Sweet Potato & Carrot Dal with Fresh Ginger & Leeks
(Dal is a thick Indian stew made with lentils and typically served with rice.)

2 tablespoons coconut oil
1 leek, white and light green part thinly sliced
1 tsp ground coriander
1 tsp dried turmeric powder
1/2 tsp mustard seeds
pinch of chili flakes
1 cup red lentils
2 cups chopped sweet potato
2 cups chopped carrot
1 two inch piece of ginger, peeled and minced
3 1/2 cups water plus more if necessary
salt to taste
cooked rice for serving
chopped parsley for garnish 

Place a large pot over medium heat. Heat up the coconut oil in the pot and add the ground coriander, turmeric, mustard seeds and chili flakes. Stir until the mustard seeds start to pop just a little bit.

Add the leeks and saute, stirring occasionally, until soft. Add lentils, diced sweet potato, ginger, and a pinch of salt. Stir the whole mixture to combine. Add the water. Bring to a boil and simmer until the mixture is creamy and soupy, stirring occasionally. The sweet potato and carrot pieces should be cooked but still intact. The lentils will be broken down, filling out the mixture. Add more water if you need to. Serve dal over rice. Garnish with chopped parsley.

Roasted Sweet Potato & Radish Salad
4 cups diced sweet potatoes
1 cup thinly sliced leeks
1/4 teaspoon ground black pepper
1/2 teaspoon ground cinnamon, divided
1/2 cup balsamic vinegar
1/4 cup honey
4 cups chopped leafy Asian cabbage
4 medium radishes, sliced paper thin

Preheat the oven to 400°F. In a medium bowl, toss together sweet potatoes, leeks, pepper and 1/4 teaspoon of the cinnamon. Transfer to a parchment-paper-lined baking sheet and roast until tender, about 45 minutes. 

Meanwhile, whisk together vinegar, honey, and remaining 1/4 teaspoon cinnamon. Toss together leafy Asian cabbage and radishes in another medium bowl. To serve, arrange cabbage mixture on plates. Toss sweet potatoes in balsamic mixture and spoon over cabbage mixture.

In other News... Sandhill Welcomes The Harvest Ninjas!
Last week a group of 15 ninjas descended on the farm in Brodhead to glean leftover produce including peppers, potatoes, eggplant and sweet potatoes.
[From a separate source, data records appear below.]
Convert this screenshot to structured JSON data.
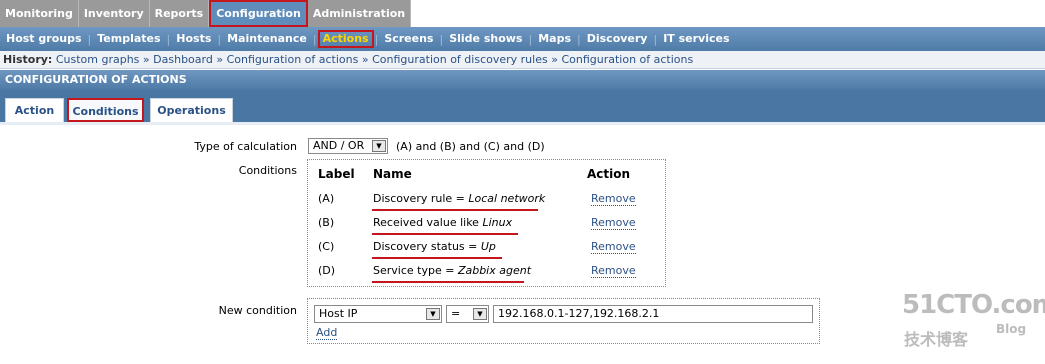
{
  "top_menu": {
    "items": [
      {
        "label": "Monitoring"
      },
      {
        "label": "Inventory"
      },
      {
        "label": "Reports"
      },
      {
        "label": "Configuration"
      },
      {
        "label": "Administration"
      }
    ]
  },
  "sub_menu": {
    "items": [
      {
        "label": "Host groups"
      },
      {
        "label": "Templates"
      },
      {
        "label": "Hosts"
      },
      {
        "label": "Maintenance"
      },
      {
        "label": "Actions"
      },
      {
        "label": "Screens"
      },
      {
        "label": "Slide shows"
      },
      {
        "label": "Maps"
      },
      {
        "label": "Discovery"
      },
      {
        "label": "IT services"
      }
    ],
    "separator": "|"
  },
  "history": {
    "label": "History:",
    "items": [
      "Custom graphs",
      "Dashboard",
      "Configuration of actions",
      "Configuration of discovery rules",
      "Configuration of actions"
    ],
    "separator": "»"
  },
  "page_title": "CONFIGURATION OF ACTIONS",
  "tabs": [
    {
      "label": "Action"
    },
    {
      "label": "Conditions"
    },
    {
      "label": "Operations"
    }
  ],
  "form": {
    "calc_label": "Type of calculation",
    "calc_value": "AND / OR",
    "calc_expression": "(A) and (B) and (C) and (D)",
    "conditions_label": "Conditions",
    "conditions_headers": {
      "label": "Label",
      "name": "Name",
      "action": "Action"
    },
    "conditions": [
      {
        "label": "(A)",
        "name_prefix": "Discovery rule = ",
        "name_value": "Local network",
        "action": "Remove"
      },
      {
        "label": "(B)",
        "name_prefix": "Received value like ",
        "name_value": "Linux",
        "action": "Remove"
      },
      {
        "label": "(C)",
        "name_prefix": "Discovery status = ",
        "name_value": "Up",
        "action": "Remove"
      },
      {
        "label": "(D)",
        "name_prefix": "Service type = ",
        "name_value": "Zabbix agent",
        "action": "Remove"
      }
    ],
    "new_condition_label": "New condition",
    "new_condition_type": "Host IP",
    "new_condition_operator": "=",
    "new_condition_value": "192.168.0.1-127,192.168.2.1",
    "add_label": "Add"
  },
  "watermark": {
    "site": "51CTO.com",
    "sub": "技术博客",
    "blog": "Blog"
  },
  "colors": {
    "accent_red": "#c4161c",
    "menu_blue": "#5f8dbb",
    "link_blue": "#2a5287",
    "active_yellow": "#ffd500"
  }
}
Harvest Ninja is a program that helps kids make a difference in the fight against hunger in the community. 

The kids work together to harvest fruits and vegetables from unpicked gardens and fruit trees in what are called "fruit attacks". The produce is then donated to the Loaves & Fishes Community Meal, a monthly free meal for the hungry and for those want to share a meal with others in the community. 

By the time they were done, the harvest ninjas had brought in 199 pounds of eggplant, 109 pounds of sweet potatoes, 332 pounds of peppers and 325 pounds of potatoes. Way to go, ninjas! 
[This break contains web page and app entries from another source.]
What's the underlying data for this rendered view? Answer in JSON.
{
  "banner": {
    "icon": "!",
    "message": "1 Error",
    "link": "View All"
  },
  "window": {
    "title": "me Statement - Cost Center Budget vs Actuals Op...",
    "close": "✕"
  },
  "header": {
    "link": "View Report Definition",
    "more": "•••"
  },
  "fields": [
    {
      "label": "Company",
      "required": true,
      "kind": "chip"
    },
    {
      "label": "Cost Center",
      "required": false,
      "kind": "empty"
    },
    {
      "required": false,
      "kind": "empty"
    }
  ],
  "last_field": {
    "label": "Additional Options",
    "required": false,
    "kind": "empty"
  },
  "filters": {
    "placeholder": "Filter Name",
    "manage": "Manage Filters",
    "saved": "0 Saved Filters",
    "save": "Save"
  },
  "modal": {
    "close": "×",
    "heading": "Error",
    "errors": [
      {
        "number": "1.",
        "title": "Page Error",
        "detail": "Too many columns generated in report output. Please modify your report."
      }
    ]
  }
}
Thanksgiving Turkeys from Riemer Family Farm
Thanksgiving Turkeys from Jen and Bryce Riemer can be picked up at our Grayslake farm the week before Thanksgiving. Theses broad breasted bronze turkeys are raised on pasture and are free of antibiotics, hormones and animal byproducts. Frozen turkeys are $4.25 per lb and are available in two sizes--small (15-22 lbs) and large (22-30 lbs). Please visit the Riemers' website to place an order and select Sandhill Family Farms as your pickup site. Ordering a payment will go directly through Riemer Family Farms. Turkeys will be available for pickup on Thursday, November 19th at Sandhill Family Farms in Grayslake during regular CSA pickup hours (3:30 to 7:00). You can find directions here. Order deadline is November 12th. Contact Jen Riemer at for more info.
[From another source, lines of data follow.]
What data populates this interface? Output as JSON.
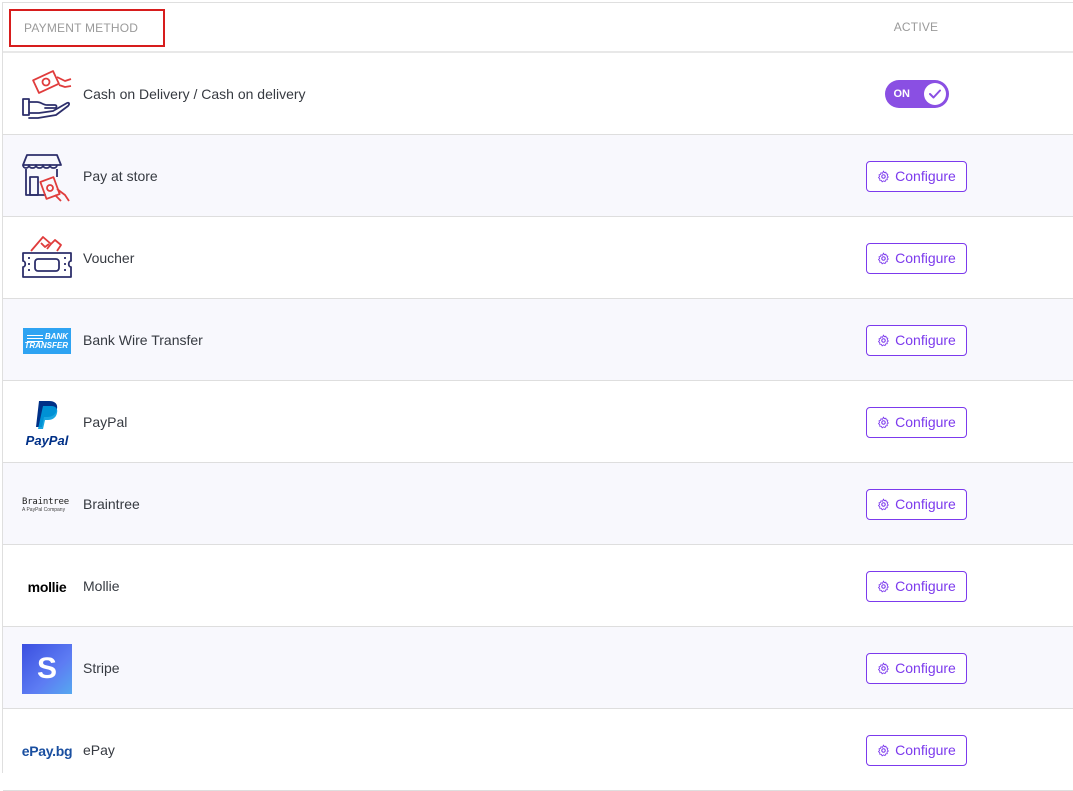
{
  "header": {
    "payment_method": "PAYMENT METHOD",
    "active": "ACTIVE"
  },
  "rows": [
    {
      "name": "Cash on Delivery / Cash on delivery",
      "icon": "cash-on-delivery-icon",
      "state": "ON"
    },
    {
      "name": "Pay at store",
      "icon": "store-icon",
      "action": "Configure"
    },
    {
      "name": "Voucher",
      "icon": "voucher-icon",
      "action": "Configure"
    },
    {
      "name": "Bank Wire Transfer",
      "icon": "bank-transfer-logo",
      "action": "Configure",
      "logo_text": [
        "BANK",
        "TRANSFER"
      ]
    },
    {
      "name": "PayPal",
      "icon": "paypal-logo",
      "action": "Configure",
      "logo_text": "PayPal"
    },
    {
      "name": "Braintree",
      "icon": "braintree-logo",
      "action": "Configure",
      "logo_text": "Braintree",
      "logo_sub": "A PayPal Company"
    },
    {
      "name": "Mollie",
      "icon": "mollie-logo",
      "action": "Configure",
      "logo_text": "mollie"
    },
    {
      "name": "Stripe",
      "icon": "stripe-logo",
      "action": "Configure",
      "logo_text": "S"
    },
    {
      "name": "ePay",
      "icon": "epay-logo",
      "action": "Configure",
      "logo_text": "ePay.bg"
    }
  ],
  "colors": {
    "accent": "#7c3aed",
    "toggle": "#8a4fe3",
    "icon_red": "#e03c3c",
    "icon_navy": "#2d2f6b",
    "highlight_border": "#d71d1d"
  }
}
By the way, if you normally pick up your CSA shares at one of our off-farm pickup sites, you can switch your pickup site to the farm that week so that you can pick up everything at once. Please contact to make a change to your pickup location.

Next Week's Harvest (our best guess)... shallots, spinach, dill, beets, potatoes, lettuce, parsnips, and more!

Previous Post Next Post

  • Margaret Sheaffer